+++ SOURCE RECORDS +++
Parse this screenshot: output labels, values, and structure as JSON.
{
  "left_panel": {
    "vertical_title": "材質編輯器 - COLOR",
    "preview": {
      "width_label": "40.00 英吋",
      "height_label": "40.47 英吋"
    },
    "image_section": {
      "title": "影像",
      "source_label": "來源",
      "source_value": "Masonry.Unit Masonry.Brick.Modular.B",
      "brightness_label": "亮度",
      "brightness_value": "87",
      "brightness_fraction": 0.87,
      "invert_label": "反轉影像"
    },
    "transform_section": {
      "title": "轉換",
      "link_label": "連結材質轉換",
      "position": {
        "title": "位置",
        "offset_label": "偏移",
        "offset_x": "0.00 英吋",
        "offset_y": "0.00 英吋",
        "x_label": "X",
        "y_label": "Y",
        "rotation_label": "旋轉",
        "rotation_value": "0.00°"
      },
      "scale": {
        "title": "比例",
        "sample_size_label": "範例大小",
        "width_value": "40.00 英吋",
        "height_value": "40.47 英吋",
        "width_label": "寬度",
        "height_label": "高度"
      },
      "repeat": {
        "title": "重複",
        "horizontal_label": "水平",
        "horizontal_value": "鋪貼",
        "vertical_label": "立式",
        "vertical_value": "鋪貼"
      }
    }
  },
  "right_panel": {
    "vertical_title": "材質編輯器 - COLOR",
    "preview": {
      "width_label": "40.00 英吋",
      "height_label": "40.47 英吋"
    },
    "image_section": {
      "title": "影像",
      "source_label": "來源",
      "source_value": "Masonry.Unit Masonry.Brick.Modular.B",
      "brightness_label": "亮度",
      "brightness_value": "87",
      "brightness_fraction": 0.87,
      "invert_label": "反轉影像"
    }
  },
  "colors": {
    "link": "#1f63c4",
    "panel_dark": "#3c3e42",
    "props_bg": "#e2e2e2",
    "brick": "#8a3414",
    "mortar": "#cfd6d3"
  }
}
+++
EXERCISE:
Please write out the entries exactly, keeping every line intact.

ANSWER TO THE PROBLEM:
Parse this screenshot: output labels, values, and structure as JSON.
{
  "left_panel": {
    "vertical_title": "材質編輯器 - COLOR",
    "preview": {
      "width_label": "40.00 英吋",
      "height_label": "40.47 英吋"
    },
    "image_section": {
      "title": "影像",
      "source_label": "來源",
      "source_value": "Masonry.Unit Masonry.Brick.Modular.B",
      "brightness_label": "亮度",
      "brightness_value": "87",
      "brightness_fraction": 0.87,
      "invert_label": "反轉影像"
    },
    "transform_section": {
      "title": "轉換",
      "link_label": "連結材質轉換",
      "position": {
        "title": "位置",
        "offset_label": "偏移",
        "offset_x": "0.00 英吋",
        "offset_y": "0.00 英吋",
        "x_label": "X",
        "y_label": "Y",
        "rotation_label": "旋轉",
        "rotation_value": "0.00°"
      },
      "scale": {
        "title": "比例",
        "sample_size_label": "範例大小",
        "width_value": "40.00 英吋",
        "height_value": "40.47 英吋",
        "width_label": "寬度",
        "height_label": "高度"
      },
      "repeat": {
        "title": "重複",
        "horizontal_label": "水平",
        "horizontal_value": "鋪貼",
        "vertical_label": "立式",
        "vertical_value": "鋪貼"
      }
    }
  },
  "right_panel": {
    "vertical_title": "材質編輯器 - COLOR",
    "preview": {
      "width_label": "40.00 英吋",
      "height_label": "40.47 英吋"
    },
    "image_section": {
      "title": "影像",
      "source_label": "來源",
      "source_value": "Masonry.Unit Masonry.Brick.Modular.B",
      "brightness_label": "亮度",
      "brightness_value": "87",
      "brightness_fraction": 0.87,
      "invert_label": "反轉影像"
    }
  },
  "colors": {
    "link": "#1f63c4",
    "panel_dark": "#3c3e42",
    "props_bg": "#e2e2e2",
    "brick": "#8a3414",
    "mortar": "#cfd6d3"
  }
}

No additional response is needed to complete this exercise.